TRY IT: Copy, from the entries below, each line in which the string "Account" appears.

*** Opening of PROVIDED MATERIAL ***

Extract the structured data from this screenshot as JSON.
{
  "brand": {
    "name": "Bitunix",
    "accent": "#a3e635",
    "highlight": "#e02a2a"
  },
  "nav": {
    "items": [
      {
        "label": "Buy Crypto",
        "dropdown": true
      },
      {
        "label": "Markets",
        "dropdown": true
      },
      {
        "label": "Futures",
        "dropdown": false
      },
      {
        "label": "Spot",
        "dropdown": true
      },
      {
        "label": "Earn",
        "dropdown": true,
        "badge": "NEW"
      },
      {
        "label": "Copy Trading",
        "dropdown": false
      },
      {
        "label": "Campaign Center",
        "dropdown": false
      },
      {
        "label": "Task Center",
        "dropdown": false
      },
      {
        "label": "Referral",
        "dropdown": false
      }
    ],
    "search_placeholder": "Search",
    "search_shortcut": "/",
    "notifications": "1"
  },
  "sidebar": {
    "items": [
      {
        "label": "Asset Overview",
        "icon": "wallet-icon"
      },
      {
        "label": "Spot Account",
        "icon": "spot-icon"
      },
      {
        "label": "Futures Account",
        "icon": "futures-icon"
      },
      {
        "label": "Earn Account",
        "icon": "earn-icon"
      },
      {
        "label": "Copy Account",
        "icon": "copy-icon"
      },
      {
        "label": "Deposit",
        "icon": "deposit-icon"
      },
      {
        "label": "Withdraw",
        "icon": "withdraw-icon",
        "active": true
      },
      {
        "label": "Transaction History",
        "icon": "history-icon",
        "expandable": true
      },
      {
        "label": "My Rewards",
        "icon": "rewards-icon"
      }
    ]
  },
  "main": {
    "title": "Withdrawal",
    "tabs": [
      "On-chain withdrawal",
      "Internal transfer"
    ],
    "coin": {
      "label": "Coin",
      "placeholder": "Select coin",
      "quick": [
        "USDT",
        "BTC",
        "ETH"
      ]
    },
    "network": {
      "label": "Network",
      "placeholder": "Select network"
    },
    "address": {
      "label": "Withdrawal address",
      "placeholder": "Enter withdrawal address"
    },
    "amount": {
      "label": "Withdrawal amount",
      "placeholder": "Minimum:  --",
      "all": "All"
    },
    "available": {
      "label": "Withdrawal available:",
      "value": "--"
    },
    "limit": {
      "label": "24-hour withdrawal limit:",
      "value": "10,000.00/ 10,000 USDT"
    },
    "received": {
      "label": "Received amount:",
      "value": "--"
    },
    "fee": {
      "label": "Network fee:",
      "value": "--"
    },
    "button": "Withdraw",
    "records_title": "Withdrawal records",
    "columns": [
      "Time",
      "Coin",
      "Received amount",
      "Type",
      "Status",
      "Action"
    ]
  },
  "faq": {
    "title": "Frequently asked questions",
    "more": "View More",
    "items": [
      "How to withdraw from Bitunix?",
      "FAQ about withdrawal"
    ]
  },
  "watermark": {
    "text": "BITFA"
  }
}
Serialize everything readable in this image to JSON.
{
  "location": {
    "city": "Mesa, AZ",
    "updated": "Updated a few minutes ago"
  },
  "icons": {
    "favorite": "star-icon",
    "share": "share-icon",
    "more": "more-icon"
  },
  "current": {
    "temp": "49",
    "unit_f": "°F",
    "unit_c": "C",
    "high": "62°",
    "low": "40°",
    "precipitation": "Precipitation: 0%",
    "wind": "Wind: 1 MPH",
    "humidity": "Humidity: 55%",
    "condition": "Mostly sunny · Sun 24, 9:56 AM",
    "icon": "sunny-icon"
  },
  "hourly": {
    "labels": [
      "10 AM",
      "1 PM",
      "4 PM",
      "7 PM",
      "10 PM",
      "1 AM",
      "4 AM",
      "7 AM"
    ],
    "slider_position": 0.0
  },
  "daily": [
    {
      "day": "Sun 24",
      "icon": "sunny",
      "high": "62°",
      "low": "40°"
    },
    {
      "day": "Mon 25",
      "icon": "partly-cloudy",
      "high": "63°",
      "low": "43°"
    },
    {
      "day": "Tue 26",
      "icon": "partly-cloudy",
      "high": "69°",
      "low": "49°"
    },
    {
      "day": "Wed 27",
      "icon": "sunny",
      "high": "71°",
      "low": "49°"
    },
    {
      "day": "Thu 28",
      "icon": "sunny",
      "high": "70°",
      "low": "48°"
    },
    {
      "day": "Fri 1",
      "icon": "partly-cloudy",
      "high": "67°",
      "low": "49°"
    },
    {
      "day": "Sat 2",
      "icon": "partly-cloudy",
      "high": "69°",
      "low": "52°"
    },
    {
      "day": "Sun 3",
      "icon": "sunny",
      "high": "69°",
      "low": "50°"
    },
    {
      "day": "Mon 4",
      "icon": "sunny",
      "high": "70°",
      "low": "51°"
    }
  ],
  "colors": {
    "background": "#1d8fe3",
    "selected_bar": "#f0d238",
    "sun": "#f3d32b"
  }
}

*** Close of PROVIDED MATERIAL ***

RESULT OF THIS EXERCISE:
        "label": "Spot Account",
        "label": "Futures Account",
        "label": "Earn Account",
        "label": "Copy Account",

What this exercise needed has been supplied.